Sunday, February 23, 2014
Special Needs and the Church
Attending church with an individual with special needs is challenging. As I think back to all of the churches I have gone to, the number of attendees with disabilities is sparse. So my guess is that many families living with children with special needs have chosen to stay home rather than try to "fit in" within the church. As Caleb has become a teenager, we have found this "fitting in" harder to accomplish.
When Caleb was younger, the churches we attended were able to provide a one-on-one for him so that he could go to children's church. This was a huge help because it not only allowed Caleb to attend church with kids his own age, but it also allowed Bob and me a much needed break while we attended the adult service. But as Caleb has gotten older, there are no longer kid’s classes for him to attend. This has left us with one of two choices - leave Caleb at home with a nurse or have him in service with us.
We have considered arranging to have a nurse stay at home with Caleb during difficult months where Bob or I have spent the entire service trying to keep Caleb quiet and calm. What has helped to carry us through, during these challenging months, has been the churches reaction to Caleb. When Caleb yells out during worship, they interpret the yelling as his way of singing, rather than as a disturbance. When Caleb says "all done" while pastor is preaching, no offense is taken. And time and again, individuals purposely come up to greet Caleb and make him feel a part of the church. Recently our pastor asked if Caleb would like to be part of the youth group. Pastor shared what a blessing Caleb is to others and how the other children would benefit from having Caleb as part of the group. We have not yet decided if Caleb will join or just participate in outings, but the gesture on the part of the Pastor spoke love and kindness.

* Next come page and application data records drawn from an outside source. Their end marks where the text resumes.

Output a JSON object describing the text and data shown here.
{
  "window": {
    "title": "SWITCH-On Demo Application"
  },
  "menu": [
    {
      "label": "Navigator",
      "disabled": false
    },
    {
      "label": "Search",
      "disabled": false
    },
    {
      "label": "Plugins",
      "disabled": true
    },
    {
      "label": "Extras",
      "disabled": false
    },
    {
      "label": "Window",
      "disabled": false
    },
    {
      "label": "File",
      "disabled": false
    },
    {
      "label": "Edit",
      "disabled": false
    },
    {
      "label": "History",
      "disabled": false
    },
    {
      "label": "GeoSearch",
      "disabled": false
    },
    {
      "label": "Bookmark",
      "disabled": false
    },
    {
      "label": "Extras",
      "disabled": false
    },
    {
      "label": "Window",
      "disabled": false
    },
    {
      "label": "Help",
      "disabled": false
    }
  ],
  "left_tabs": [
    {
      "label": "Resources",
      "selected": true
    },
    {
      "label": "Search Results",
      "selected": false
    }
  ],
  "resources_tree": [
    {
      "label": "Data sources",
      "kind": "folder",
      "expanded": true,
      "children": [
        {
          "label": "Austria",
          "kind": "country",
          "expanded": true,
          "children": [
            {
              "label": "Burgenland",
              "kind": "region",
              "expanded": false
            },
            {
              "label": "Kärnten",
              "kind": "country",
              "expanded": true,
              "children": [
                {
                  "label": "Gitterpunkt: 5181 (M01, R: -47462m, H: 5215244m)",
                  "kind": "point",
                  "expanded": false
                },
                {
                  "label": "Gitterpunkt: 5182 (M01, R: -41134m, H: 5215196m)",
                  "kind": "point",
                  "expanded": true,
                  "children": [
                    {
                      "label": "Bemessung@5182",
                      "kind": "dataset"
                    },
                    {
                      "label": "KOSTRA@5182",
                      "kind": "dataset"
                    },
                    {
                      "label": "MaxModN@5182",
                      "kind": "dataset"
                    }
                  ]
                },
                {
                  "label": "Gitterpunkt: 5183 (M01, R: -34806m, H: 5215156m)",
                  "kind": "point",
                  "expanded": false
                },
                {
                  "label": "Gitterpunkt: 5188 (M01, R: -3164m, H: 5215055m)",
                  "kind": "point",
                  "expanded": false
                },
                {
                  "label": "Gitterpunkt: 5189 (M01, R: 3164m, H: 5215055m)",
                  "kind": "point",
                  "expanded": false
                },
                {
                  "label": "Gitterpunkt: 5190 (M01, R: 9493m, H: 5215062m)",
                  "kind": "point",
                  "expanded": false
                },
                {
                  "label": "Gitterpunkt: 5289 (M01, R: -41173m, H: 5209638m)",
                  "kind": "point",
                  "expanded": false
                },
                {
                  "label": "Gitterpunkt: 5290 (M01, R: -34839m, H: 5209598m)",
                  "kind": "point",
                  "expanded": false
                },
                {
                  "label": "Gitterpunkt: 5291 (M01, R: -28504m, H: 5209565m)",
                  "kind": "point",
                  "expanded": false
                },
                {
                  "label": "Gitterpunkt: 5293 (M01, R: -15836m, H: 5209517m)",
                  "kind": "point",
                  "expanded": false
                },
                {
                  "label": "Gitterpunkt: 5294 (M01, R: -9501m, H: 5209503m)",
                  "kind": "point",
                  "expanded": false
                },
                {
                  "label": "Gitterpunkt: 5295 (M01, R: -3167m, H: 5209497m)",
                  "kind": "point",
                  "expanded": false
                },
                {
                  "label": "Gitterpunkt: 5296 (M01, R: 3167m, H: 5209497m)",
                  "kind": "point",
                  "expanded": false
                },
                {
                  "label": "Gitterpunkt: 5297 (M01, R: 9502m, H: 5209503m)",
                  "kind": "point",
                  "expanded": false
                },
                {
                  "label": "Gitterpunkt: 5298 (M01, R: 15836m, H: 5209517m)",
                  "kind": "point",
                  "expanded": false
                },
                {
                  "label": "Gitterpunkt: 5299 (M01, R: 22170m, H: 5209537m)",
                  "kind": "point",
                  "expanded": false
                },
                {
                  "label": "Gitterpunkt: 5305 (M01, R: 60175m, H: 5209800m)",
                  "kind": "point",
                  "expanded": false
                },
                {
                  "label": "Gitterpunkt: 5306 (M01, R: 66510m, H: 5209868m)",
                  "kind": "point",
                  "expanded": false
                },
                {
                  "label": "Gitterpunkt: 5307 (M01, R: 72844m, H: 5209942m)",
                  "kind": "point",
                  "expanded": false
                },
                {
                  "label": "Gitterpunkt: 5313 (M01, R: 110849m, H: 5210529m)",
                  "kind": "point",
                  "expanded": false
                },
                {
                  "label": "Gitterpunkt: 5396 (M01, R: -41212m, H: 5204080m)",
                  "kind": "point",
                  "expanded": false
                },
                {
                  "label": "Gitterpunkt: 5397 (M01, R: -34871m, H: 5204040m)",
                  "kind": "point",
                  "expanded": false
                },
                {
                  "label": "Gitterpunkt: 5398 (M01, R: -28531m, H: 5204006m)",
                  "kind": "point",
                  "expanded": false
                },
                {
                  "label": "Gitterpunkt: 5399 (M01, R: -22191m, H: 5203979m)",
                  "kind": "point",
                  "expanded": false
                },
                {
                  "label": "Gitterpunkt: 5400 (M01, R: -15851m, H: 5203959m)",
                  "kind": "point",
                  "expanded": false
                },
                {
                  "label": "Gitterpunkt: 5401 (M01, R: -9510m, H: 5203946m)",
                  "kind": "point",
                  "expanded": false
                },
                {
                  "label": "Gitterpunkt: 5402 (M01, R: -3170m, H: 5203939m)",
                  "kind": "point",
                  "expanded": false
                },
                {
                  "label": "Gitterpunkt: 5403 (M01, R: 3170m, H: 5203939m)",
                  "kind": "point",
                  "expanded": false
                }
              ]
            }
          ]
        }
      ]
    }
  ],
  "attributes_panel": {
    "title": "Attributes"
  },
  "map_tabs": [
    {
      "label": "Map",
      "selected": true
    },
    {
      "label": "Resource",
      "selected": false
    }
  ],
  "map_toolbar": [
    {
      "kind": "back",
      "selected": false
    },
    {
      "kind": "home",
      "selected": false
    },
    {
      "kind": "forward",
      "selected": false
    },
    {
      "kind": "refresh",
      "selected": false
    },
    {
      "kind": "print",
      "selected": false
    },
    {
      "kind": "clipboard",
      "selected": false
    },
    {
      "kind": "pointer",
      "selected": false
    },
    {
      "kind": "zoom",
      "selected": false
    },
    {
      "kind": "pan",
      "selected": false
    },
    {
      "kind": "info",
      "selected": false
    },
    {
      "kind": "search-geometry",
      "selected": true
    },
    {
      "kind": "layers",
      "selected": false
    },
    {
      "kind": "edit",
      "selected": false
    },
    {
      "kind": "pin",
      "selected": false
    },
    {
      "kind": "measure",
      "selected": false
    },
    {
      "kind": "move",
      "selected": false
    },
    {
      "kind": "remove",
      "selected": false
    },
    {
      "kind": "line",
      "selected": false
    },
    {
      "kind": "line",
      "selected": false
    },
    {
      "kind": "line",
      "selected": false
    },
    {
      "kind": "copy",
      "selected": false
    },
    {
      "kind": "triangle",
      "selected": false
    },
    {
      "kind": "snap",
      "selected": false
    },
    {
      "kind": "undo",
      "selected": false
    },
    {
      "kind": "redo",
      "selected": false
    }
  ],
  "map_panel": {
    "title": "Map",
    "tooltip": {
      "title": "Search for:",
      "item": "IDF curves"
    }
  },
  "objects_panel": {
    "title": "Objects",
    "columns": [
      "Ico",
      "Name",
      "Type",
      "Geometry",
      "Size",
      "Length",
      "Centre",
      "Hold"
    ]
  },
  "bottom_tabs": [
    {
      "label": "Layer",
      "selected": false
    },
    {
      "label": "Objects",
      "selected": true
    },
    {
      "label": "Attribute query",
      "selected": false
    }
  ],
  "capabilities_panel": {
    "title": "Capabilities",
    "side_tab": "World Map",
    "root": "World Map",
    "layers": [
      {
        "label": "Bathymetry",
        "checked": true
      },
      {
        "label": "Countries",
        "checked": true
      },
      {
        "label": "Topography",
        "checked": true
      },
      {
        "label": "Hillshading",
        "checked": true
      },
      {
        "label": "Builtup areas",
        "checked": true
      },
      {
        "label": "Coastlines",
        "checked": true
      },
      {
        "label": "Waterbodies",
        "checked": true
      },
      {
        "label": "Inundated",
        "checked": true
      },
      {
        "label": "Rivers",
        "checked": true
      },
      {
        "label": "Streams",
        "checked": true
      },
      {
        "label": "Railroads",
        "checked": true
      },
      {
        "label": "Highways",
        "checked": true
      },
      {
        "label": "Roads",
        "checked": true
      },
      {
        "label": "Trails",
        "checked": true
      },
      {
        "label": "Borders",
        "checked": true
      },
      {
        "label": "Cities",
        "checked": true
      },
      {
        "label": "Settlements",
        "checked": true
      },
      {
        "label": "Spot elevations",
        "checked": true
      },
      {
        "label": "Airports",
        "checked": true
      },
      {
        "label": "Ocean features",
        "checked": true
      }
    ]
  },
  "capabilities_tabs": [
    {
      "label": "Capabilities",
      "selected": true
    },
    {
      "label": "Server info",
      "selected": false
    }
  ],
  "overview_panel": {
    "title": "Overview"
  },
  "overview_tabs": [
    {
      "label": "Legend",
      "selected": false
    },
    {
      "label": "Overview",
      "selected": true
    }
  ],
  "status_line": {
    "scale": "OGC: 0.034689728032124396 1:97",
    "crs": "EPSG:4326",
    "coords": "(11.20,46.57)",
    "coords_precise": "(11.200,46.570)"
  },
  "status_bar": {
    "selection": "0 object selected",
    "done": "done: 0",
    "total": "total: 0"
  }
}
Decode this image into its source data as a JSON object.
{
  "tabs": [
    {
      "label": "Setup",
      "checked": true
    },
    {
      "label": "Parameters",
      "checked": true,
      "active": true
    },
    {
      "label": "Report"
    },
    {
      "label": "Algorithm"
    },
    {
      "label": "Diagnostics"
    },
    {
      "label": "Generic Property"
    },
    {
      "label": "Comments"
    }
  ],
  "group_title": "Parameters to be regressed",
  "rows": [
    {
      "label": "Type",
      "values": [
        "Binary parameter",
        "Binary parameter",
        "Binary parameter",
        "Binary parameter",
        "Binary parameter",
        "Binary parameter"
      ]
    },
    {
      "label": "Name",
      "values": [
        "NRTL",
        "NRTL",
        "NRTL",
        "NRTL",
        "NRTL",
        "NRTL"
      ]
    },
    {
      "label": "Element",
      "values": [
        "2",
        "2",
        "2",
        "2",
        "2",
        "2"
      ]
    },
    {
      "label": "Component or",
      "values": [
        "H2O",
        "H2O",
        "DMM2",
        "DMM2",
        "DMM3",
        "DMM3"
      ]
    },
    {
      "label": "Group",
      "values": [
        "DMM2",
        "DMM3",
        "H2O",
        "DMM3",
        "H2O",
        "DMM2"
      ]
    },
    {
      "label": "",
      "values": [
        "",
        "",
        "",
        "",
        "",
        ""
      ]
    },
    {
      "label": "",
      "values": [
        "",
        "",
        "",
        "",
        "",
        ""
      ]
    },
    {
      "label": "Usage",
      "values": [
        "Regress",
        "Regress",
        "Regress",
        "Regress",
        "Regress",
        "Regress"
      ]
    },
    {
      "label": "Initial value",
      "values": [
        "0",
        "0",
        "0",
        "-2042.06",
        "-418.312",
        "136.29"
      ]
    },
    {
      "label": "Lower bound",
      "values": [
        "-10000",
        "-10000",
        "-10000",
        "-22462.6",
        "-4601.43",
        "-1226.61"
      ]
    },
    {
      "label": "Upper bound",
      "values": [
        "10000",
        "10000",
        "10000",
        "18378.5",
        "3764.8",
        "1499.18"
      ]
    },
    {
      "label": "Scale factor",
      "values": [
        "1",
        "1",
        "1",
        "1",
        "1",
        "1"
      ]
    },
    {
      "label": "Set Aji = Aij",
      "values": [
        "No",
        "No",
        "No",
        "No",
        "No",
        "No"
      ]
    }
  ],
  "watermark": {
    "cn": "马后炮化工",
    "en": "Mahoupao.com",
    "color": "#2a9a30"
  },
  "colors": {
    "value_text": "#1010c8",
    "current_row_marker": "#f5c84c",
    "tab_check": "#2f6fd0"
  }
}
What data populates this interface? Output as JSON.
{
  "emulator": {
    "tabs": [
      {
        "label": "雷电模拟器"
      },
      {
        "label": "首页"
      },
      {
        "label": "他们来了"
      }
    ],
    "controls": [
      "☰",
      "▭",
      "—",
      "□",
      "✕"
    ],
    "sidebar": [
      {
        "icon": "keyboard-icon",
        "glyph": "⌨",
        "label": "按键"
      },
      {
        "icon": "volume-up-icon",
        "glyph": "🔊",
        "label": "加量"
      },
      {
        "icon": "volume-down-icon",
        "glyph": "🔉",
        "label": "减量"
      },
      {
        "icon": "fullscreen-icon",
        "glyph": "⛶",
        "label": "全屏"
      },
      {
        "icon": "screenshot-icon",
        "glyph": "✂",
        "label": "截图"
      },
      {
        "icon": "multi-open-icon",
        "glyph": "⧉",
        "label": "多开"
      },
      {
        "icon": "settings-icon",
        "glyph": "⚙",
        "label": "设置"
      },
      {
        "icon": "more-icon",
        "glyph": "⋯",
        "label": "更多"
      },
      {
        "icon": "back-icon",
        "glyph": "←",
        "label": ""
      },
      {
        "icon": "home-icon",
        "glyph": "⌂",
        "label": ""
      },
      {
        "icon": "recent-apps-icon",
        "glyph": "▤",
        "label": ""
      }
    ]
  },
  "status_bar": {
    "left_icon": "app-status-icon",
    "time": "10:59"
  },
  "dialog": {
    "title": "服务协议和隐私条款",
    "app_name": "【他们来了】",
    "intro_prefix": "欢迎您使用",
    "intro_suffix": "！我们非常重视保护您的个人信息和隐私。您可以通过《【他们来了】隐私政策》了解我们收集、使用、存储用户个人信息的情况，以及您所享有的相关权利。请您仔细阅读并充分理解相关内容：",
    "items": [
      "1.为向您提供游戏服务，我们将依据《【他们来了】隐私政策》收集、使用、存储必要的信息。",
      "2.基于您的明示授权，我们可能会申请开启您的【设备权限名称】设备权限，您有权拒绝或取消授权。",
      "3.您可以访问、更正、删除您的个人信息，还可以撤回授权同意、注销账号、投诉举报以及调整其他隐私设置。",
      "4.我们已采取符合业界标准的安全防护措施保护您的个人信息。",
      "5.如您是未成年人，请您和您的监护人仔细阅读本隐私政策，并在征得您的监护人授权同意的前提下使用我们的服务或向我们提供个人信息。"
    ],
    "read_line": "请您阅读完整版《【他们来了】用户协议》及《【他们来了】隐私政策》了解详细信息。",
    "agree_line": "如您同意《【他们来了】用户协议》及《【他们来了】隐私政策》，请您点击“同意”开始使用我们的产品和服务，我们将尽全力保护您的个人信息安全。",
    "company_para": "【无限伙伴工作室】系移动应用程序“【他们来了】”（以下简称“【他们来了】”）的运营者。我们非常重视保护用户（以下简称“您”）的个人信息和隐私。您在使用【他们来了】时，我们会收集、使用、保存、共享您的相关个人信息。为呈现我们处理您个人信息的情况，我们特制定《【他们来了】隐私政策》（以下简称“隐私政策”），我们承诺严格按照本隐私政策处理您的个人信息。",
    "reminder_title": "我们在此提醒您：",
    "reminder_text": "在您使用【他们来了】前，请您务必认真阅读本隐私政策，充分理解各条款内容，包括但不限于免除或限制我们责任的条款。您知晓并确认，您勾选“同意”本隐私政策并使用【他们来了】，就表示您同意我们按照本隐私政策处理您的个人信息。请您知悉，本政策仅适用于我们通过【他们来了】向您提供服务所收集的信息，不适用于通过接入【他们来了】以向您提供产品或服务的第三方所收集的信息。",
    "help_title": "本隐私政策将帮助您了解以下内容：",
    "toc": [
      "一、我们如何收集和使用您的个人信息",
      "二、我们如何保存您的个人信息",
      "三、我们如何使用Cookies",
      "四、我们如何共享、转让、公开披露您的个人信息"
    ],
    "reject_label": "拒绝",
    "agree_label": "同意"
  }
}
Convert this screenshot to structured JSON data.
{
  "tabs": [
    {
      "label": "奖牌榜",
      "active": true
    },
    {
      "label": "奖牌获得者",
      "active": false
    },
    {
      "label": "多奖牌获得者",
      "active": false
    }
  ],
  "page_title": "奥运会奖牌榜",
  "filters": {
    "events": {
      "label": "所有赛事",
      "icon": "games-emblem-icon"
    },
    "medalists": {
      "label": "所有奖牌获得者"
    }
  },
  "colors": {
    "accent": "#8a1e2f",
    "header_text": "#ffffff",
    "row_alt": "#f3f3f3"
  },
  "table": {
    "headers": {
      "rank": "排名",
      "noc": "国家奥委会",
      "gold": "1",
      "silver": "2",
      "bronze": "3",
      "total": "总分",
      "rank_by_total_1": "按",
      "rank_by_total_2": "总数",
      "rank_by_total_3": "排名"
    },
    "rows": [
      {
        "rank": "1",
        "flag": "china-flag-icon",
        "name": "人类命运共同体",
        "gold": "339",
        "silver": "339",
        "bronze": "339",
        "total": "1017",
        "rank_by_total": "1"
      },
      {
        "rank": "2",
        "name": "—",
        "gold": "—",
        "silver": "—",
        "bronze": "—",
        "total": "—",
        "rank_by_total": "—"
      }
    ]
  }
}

Although it has been challenging, I believe that one of the positive things we have done for Caleb is making the choice to have him attend church with us. I feel church is a place for families and even with the difficulties, I believe our whole family should attend. I also believe that although Caleb does not appear to be paying attention, there is much that he is learning from sitting through the service. And my heart swells with joy when Bob accompanies Caleb to the communion table and he is able to partake in the elements. This simple act reveals to me time and again, that Christ came for all, regardless of our challenges.
At one time I believed that we needed more churches that catered to individuals with special needs. I now wonder, after years of attending church with Caleb, if rather than having a church put together programs and classes for kids with special needs, perhaps in the long run, what we all need is churches that are willing to embrace the families who enter their doors - churches that will tolerate some strange noises and unusual behaviors in order to show Christ's love to all individuals, churches that will reach out to the families of individuals with disabilities and help them to feel proud of their child rather than embarrassed. Perhaps by becoming a church body that reaches out in this way, we will truly be the hands and feet of Christ.
A note of encouragement to families living with a child with special needs - please continue to look until you find a church that welcomes your entire family with open arms. Be patient and honest as the church body adjusts to your presence and don't take offense if you get a few strange looks. Our kids need to be part of the church and the church needs our children.
Thank you Prince of Peace for being that church body. You have made us not only feel welcome but have embraced all of us with open arms.